Bill Ayers, formerly of the Weather Underground (AKA the only social movement Barack Obama didn’t attempt to appopriate), had this editorial printed in the New York Times today.
Looking at the editorially recommended comments we can see two things:
The first is glaring hypocrisy on the subject of violence.
The second is a gross misinterpretation of the rise of right wing (not necessarily capitalist) power.
Addressing the first, I’m willing to unscientifically wager that most of these people believe in the legitimacy of police and prisons, less but many of them support Barack Obama’s foreign policy and military intervention in Darfur, and many less of them are ideological pacifists.
This shows the necessity of using state violence as a wedge issue, placing the onus of legitimizing the most naked form of state power on its propagators.

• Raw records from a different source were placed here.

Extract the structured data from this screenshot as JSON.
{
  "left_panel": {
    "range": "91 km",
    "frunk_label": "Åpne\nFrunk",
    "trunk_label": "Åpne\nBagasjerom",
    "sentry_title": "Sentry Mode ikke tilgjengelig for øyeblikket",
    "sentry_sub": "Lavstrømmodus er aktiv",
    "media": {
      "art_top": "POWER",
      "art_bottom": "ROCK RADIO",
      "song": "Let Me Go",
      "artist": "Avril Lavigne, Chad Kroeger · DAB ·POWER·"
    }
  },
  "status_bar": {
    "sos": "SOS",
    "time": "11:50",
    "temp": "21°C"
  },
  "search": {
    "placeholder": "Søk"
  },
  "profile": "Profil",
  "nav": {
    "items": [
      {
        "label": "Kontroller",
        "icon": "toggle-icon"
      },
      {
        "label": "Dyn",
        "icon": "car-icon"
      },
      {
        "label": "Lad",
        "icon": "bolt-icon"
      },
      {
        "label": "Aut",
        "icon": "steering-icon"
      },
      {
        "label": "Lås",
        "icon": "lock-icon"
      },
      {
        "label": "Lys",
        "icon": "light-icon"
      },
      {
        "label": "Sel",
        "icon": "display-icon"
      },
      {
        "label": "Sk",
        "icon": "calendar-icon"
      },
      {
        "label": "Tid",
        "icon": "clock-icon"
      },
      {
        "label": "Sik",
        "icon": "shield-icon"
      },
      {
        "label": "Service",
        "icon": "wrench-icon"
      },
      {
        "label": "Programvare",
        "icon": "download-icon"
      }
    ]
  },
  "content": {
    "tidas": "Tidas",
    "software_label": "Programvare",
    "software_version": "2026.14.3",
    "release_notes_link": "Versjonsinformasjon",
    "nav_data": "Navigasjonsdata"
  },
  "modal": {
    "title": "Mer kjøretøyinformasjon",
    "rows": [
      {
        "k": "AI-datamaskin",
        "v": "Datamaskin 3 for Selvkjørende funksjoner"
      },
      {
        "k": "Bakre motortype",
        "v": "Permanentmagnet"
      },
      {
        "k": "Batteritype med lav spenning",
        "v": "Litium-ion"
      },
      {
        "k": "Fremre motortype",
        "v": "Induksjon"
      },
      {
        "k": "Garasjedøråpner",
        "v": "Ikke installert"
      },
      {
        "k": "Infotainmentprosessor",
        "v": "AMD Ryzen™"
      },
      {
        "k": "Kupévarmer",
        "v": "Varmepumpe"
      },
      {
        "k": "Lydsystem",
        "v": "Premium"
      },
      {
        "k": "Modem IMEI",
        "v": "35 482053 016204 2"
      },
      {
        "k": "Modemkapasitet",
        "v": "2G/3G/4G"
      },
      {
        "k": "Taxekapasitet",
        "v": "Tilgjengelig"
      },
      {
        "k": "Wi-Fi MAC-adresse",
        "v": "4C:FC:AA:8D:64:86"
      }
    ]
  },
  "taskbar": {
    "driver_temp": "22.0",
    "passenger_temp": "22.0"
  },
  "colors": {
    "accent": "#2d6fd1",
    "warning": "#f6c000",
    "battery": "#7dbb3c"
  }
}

The least that we can hope to come out of this re-framing is non-cooperation with state power.
The second issue shows a blindness to the history and geography of right wing power in a way that gives, in my opinion, middle class white militants too much credit. I’m going to assert that the black liberation movement, had the greatest revolutionary effect on American society and that its power influenced further revolutionary movement and radicalization in the US and abroad.
As capital began fleeing the urban US for abroad, White populations began to further restructure our relationship to the urban by means of white flight and moving to the suburbs. This combined with the Southern Strategy reflects the geography of right wing power as responding the effectiveness of black liberation in upsetting the prior racist paradigm.
We should remember that the most highly charged issue in this prior election was race, a factor that Obama denied and disowned even more fervently than political radicalism.
PS: I wonder if Evil Twin Booking got him that Op-Ed.. If so, Kudos.
PS II: looking at the non editorially selected comments, one gets a fairly different feel. A bit more polarized.